(Data for the task)
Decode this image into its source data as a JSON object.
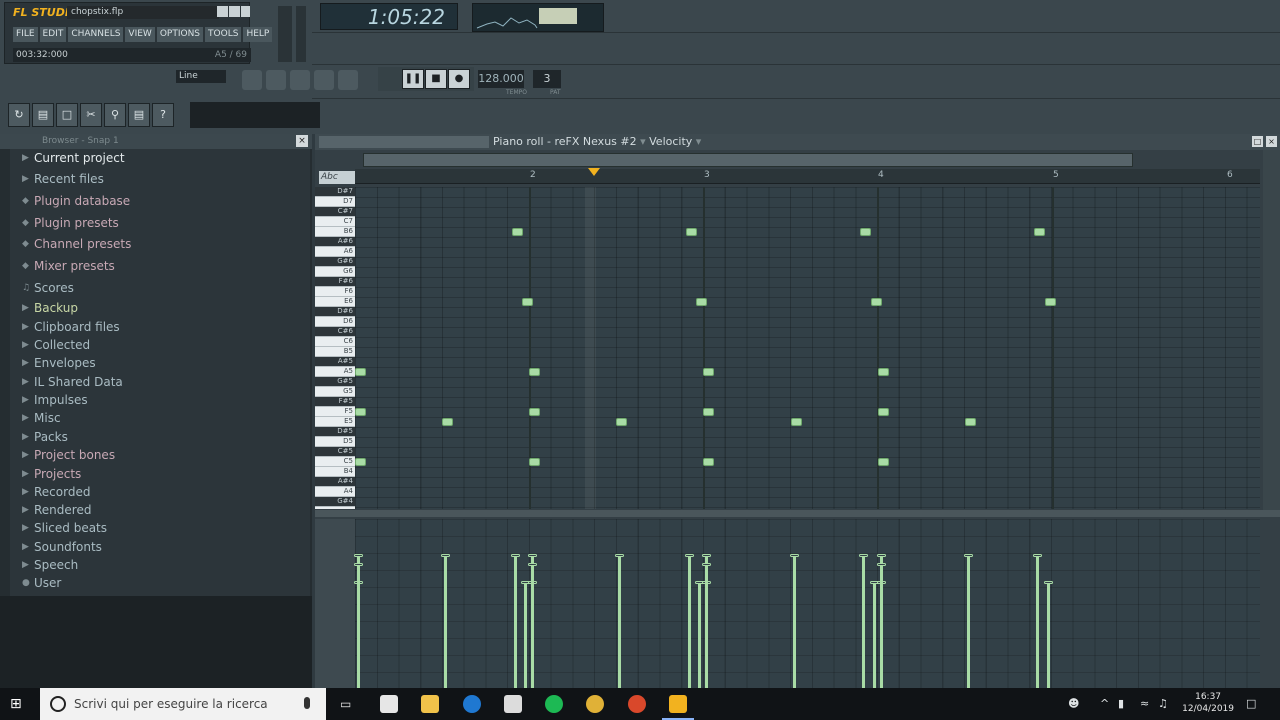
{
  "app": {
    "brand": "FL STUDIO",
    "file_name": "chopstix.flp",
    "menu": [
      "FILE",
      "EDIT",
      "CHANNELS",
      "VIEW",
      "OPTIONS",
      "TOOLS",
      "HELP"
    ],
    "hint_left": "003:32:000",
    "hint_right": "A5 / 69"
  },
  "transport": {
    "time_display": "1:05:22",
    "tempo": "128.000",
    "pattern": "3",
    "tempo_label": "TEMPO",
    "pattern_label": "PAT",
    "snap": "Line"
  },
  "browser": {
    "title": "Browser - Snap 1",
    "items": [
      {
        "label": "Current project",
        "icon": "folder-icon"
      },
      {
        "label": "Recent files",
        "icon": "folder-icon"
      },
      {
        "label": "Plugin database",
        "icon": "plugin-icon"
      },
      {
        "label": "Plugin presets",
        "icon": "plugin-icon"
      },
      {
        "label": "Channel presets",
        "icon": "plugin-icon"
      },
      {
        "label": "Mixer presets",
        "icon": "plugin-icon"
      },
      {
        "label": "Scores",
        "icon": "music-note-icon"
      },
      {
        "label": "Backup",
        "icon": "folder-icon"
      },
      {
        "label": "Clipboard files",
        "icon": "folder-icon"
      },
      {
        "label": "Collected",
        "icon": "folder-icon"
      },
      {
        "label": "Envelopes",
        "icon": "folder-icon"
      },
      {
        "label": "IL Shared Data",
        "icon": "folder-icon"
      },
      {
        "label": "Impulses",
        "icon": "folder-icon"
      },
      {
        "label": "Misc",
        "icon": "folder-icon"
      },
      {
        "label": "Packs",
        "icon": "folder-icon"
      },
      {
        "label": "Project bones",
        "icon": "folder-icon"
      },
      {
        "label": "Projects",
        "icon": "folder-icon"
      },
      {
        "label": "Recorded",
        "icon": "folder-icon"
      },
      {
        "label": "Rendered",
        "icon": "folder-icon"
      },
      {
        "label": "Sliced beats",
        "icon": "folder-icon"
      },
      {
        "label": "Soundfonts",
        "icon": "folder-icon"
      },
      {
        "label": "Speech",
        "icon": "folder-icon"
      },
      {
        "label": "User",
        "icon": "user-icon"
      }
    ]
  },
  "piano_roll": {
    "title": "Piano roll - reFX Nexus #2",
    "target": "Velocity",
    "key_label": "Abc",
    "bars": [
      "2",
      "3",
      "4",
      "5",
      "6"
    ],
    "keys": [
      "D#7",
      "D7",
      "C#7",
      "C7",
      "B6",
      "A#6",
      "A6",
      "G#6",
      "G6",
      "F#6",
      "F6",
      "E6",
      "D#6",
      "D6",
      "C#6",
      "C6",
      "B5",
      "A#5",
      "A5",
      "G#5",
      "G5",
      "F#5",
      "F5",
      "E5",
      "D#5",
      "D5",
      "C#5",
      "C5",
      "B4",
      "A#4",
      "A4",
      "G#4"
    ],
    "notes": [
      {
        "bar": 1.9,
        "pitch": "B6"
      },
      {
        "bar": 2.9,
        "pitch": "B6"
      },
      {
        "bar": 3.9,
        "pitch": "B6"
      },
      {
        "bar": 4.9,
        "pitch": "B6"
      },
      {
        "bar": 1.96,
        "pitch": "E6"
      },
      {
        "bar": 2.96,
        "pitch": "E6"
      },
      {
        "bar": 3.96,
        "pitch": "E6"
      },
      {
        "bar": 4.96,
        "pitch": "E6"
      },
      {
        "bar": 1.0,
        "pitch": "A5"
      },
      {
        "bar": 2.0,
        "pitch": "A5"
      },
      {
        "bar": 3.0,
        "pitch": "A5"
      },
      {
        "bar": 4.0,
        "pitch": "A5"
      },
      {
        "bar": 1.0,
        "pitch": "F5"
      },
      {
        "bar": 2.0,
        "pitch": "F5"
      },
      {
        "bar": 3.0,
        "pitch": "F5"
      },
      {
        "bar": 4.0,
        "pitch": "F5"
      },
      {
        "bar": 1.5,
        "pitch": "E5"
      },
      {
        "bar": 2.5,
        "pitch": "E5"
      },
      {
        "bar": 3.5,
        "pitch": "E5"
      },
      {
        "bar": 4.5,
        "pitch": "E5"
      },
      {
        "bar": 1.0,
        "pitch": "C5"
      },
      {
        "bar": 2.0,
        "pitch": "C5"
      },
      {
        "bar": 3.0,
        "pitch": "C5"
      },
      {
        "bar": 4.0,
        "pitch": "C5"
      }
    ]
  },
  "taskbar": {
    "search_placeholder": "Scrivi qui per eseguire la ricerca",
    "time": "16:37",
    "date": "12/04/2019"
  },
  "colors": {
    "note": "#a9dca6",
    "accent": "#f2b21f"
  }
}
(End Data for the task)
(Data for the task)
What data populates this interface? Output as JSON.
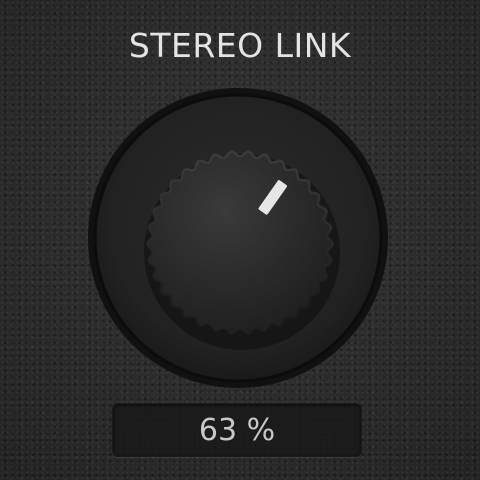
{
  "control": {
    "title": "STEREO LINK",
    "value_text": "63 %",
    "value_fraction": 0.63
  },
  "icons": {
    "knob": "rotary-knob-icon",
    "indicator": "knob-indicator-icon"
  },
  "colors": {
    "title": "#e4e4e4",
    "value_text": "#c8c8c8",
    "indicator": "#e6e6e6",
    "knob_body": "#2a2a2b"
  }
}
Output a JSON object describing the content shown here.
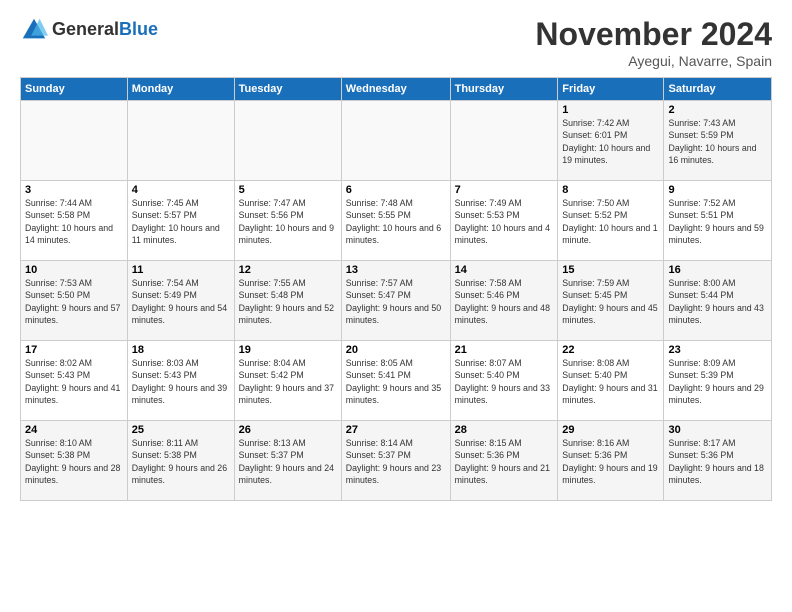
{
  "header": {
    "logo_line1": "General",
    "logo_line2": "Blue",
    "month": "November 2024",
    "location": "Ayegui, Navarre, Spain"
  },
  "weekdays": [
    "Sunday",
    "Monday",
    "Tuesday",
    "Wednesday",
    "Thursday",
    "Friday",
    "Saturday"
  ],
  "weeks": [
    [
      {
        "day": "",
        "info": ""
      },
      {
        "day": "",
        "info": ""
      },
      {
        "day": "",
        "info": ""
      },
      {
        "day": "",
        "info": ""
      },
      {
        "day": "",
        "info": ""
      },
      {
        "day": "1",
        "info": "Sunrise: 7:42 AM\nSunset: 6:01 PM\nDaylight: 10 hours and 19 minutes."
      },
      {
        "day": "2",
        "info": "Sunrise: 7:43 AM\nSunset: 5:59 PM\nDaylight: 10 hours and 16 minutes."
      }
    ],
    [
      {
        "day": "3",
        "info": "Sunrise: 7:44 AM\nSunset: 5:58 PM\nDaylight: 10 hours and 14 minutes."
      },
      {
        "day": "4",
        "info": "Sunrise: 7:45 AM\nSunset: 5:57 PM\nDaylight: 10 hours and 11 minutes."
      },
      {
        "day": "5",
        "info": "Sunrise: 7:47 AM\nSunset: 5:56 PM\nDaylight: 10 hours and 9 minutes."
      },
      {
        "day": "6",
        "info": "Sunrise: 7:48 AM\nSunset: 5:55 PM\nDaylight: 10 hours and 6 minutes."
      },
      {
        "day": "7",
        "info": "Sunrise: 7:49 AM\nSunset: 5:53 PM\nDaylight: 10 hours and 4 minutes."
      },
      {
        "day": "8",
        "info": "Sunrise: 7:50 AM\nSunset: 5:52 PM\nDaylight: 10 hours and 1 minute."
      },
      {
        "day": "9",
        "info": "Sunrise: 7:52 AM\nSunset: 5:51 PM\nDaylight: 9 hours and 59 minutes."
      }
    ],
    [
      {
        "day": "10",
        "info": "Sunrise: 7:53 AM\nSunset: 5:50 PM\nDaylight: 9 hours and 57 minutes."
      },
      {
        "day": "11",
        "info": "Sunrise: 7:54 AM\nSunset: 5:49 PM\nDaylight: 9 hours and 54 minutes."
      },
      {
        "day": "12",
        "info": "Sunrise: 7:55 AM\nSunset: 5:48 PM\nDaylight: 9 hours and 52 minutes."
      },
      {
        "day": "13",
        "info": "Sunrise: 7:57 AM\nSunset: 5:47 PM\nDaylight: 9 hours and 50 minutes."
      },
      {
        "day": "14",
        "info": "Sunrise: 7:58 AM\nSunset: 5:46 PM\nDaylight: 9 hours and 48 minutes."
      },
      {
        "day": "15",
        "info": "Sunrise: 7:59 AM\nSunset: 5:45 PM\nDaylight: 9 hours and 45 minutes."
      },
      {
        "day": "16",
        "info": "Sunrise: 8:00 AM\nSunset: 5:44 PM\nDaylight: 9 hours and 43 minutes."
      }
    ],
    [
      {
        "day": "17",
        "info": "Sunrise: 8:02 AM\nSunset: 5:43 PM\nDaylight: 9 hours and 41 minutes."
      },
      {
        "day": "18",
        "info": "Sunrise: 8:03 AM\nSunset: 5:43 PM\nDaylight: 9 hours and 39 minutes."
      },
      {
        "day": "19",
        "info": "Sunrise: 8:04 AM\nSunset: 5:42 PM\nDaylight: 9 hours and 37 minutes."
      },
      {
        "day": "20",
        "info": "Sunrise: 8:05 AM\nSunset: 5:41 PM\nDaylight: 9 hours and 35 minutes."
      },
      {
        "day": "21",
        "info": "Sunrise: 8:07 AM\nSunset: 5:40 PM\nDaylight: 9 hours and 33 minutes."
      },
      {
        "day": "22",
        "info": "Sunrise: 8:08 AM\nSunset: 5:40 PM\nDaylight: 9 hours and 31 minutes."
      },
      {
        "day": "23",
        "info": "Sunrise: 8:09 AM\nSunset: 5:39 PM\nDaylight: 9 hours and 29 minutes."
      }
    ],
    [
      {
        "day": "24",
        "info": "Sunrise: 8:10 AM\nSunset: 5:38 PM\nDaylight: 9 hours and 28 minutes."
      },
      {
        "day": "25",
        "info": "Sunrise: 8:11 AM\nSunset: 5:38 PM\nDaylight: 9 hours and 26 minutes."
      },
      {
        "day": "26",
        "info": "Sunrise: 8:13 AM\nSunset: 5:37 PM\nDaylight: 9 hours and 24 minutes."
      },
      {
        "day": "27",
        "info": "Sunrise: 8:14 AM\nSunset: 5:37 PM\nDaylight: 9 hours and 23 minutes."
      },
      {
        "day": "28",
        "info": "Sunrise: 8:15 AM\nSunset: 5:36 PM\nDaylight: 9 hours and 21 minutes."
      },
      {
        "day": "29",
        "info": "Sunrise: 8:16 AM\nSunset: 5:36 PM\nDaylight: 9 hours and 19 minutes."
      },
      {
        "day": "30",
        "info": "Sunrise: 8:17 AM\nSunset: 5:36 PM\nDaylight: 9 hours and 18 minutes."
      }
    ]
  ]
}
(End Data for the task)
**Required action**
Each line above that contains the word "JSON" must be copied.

**Task result**
Decode this image into its source data as a JSON object.
What data populates this interface? Output as JSON.
Output a JSON object describing the content shown here.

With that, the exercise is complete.